The CSCE did not end the Cold War but it contributed consider­ably to preventing it from becom­ing a hot war. The idea of creating a similar security architecture for the Gulf was being vetted even be­fore Obama’s Atlantic interview.
In July 2015, two scholars at Germany’s Bertelsmann Stiftung foundation published a report call­ing for a Gulf version of the CSCE, which they proposed should in­clude the six GCC states plus Iran and Iraq.
“Without a comprehensive dip­lomatic initiative, the downward spiral of violence threatens to con­tinue unabated… a Gulf CSCE can function as a kind of diplomatic and political safety net,” the report concluded.
In October 2015, two senior scholars at Washington’s Carn­egie Endowment for International Peace published a policy paper that called for active participation by the United States and other powers in a new Gulf security or­ganisation.
It suggested that “to give this initiative a boost, a senior US of­ficial — the president or the sec­retary of state — should articulate a long-term security, political and economic vision for the Gulf that includes a more effective regional security organisation.” This sug­gestion may have found its way into Obama’s briefing book for his forthcoming trip.
Most recently, the Brookings In­stitution think-tank in Washing­ton issued the report of a working group that was led by former sec­retary of State Madeleine Albright and former National Security Council director Stephen Hadley.

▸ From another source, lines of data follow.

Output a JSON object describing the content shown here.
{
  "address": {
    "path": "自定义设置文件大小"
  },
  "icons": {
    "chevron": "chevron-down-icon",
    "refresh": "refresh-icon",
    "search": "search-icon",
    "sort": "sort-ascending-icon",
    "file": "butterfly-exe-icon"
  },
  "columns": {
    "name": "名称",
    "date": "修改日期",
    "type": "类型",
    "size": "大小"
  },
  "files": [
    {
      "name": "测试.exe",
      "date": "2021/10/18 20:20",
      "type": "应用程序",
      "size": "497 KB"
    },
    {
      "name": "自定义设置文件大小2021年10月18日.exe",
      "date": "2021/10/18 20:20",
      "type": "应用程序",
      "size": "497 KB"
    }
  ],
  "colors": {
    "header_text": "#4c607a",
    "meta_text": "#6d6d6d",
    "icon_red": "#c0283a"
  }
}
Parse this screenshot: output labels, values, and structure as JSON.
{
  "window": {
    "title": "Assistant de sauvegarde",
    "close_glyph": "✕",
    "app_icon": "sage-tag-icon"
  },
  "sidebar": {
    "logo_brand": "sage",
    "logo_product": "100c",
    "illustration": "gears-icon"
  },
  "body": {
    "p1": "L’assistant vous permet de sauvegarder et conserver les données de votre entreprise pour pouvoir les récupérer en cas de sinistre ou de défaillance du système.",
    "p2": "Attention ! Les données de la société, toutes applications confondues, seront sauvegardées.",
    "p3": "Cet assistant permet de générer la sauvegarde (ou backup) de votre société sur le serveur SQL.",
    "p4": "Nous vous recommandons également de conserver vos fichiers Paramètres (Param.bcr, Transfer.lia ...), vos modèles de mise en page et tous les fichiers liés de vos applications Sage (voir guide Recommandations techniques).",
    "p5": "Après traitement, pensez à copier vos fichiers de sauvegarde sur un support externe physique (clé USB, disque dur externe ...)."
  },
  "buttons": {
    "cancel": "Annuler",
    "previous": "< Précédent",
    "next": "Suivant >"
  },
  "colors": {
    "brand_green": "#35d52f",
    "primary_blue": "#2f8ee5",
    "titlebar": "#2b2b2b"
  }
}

It, too, invoked the CSCE model for the Gulf and, like the Carnegie report, called for an active role by the United States to bring it about.
One of the most interesting ap­peals for a new Gulf security struc­ture was made by the Institute for Peace and Conflict Studies in New Delhi. It is interesting because it calls for the involvement not only of the P5+1 countries that negoti­ated the Iran nuclear deal, but also of India, South Korea, Japan and Indonesia — all countries that rely heavily on Gulf oil and thus on Gulf peace.
Let us hope that the Indian appeal also makes its way into Obama’s briefing book as a re­minder that even under a “pivot to Asia” as his administration stated it wanted to do, the path eventu­ally returns to the Middle East.
It is easy for the president to say, offhandedly, that Gulf Arabs and Iran need to “share the neighbour­hood”. The hard part is building a security structure that achieves this goal without sacrificing US al­lies’ interests. This will require ac­tive US engagement in the process as well as a firm commitment to its allies’ defence — two pledges Obama should make at the GCC summit.